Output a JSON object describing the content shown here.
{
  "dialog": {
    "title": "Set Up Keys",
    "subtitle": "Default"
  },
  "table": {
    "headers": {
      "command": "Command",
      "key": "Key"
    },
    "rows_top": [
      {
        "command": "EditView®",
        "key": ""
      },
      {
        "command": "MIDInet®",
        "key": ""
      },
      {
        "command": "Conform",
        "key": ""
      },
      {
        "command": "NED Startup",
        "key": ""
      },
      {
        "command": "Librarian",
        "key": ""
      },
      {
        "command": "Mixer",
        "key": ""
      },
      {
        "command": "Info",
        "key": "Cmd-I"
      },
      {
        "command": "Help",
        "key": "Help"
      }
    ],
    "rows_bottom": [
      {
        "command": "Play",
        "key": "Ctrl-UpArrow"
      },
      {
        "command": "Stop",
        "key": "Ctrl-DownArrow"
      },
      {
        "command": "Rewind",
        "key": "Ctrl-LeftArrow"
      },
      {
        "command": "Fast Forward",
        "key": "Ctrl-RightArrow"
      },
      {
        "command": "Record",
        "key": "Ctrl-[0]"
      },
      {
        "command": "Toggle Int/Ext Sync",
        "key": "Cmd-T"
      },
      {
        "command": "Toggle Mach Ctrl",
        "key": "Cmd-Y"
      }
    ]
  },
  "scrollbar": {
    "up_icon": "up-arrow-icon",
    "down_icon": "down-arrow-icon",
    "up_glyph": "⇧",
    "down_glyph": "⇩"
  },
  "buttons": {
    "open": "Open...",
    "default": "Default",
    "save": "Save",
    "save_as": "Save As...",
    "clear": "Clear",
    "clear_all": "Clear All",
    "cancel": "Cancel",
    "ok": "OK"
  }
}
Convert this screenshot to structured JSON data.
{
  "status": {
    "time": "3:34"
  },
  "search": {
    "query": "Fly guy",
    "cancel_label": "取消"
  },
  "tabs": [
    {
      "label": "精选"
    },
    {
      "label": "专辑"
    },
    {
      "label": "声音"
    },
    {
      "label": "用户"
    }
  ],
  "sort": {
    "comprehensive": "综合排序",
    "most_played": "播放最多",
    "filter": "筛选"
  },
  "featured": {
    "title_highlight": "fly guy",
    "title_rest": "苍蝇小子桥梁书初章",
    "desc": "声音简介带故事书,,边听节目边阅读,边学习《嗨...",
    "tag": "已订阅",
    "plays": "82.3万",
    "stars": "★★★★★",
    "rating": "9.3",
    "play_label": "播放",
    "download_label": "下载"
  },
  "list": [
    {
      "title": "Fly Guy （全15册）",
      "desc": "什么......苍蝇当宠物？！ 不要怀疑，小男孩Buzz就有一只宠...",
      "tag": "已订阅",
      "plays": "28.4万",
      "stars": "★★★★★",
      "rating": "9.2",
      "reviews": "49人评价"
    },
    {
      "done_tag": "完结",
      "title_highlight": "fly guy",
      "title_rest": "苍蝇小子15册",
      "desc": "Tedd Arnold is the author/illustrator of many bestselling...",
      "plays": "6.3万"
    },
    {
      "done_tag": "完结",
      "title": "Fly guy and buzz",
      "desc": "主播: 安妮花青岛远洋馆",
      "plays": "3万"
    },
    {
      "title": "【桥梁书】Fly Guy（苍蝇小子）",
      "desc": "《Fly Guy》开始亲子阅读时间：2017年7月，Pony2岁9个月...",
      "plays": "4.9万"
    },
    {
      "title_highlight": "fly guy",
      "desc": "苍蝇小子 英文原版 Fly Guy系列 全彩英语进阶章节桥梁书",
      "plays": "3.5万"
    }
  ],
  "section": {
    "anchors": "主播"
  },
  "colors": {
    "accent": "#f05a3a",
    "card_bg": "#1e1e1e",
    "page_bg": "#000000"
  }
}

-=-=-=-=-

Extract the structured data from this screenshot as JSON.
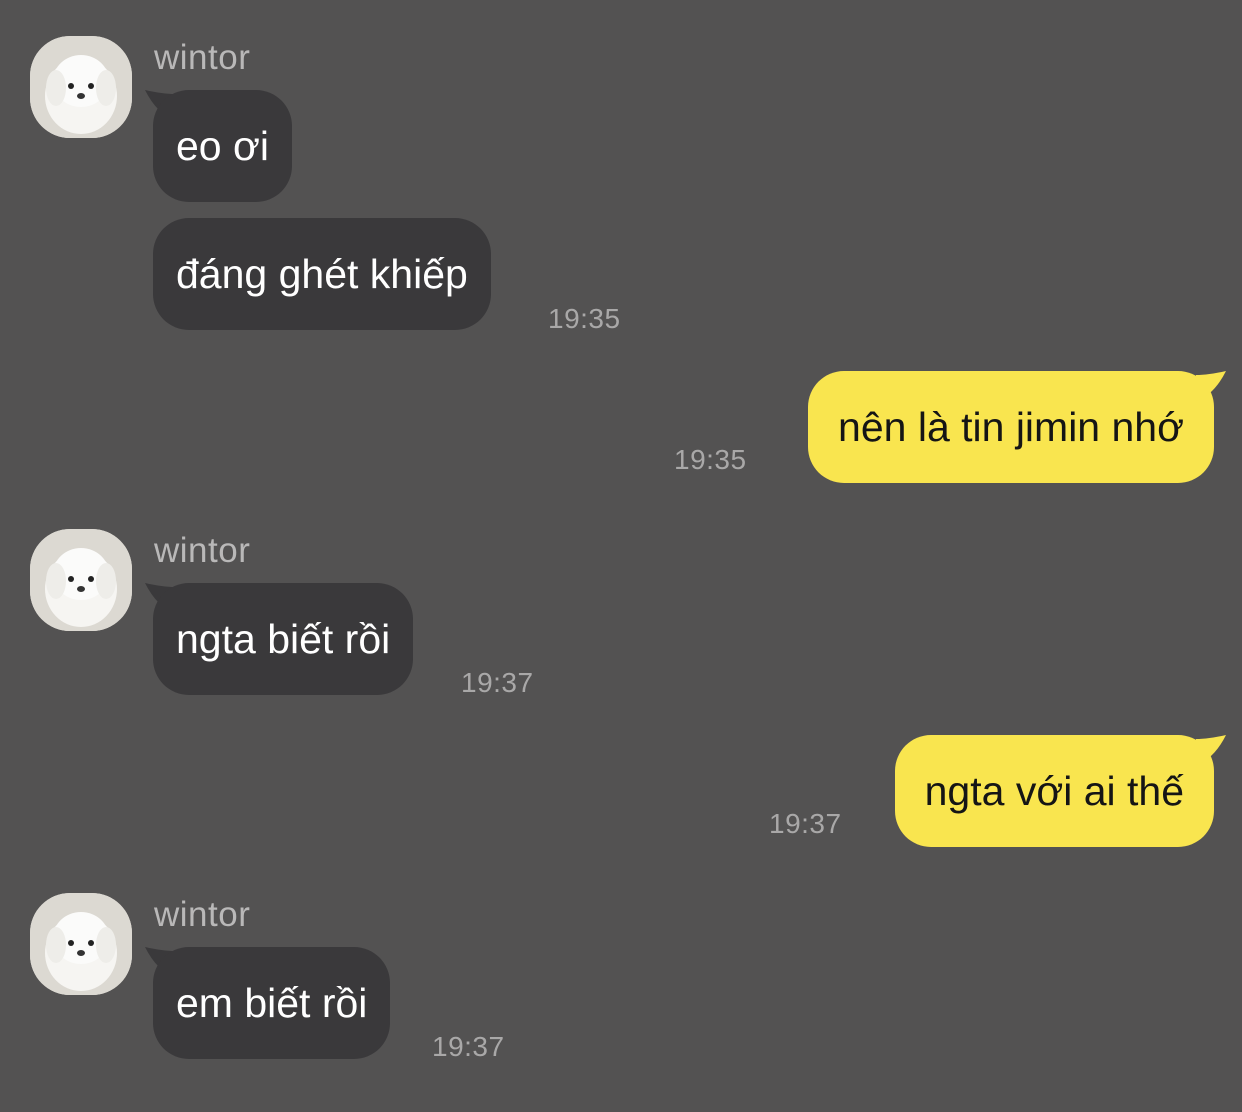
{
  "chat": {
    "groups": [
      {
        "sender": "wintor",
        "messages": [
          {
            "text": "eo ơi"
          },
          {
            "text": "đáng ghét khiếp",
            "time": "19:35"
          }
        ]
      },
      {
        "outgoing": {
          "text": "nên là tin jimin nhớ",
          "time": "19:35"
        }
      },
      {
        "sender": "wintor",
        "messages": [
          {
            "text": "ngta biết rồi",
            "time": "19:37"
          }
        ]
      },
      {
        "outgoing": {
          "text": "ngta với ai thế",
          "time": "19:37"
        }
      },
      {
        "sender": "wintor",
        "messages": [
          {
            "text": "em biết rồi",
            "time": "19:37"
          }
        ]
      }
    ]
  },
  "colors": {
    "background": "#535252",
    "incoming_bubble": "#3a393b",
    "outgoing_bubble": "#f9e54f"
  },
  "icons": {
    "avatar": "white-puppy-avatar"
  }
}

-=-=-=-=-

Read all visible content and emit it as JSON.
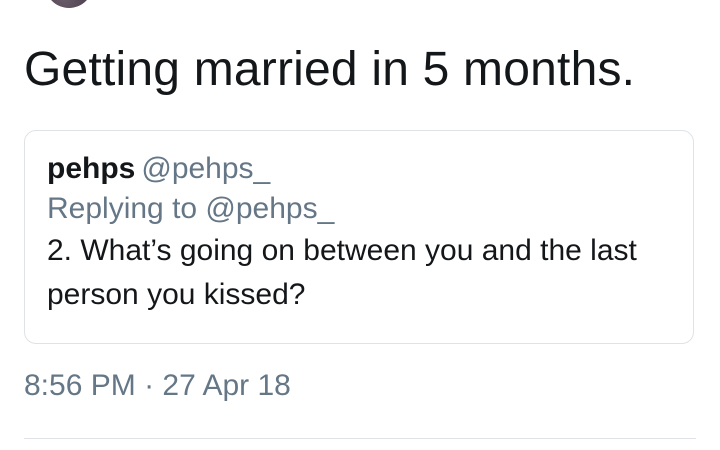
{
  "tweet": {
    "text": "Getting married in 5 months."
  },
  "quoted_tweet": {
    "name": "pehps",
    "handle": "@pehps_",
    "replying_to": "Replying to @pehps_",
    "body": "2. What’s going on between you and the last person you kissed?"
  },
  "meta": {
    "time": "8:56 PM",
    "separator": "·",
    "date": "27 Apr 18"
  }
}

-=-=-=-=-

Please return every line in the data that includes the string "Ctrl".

### [Written response]
        "key": "Ctrl-UpArrow"
        "key": "Ctrl-DownArrow"
        "key": "Ctrl-LeftArrow"
        "key": "Ctrl-RightArrow"
        "key": "Ctrl-[0]"
        "command": "Toggle Mach Ctrl",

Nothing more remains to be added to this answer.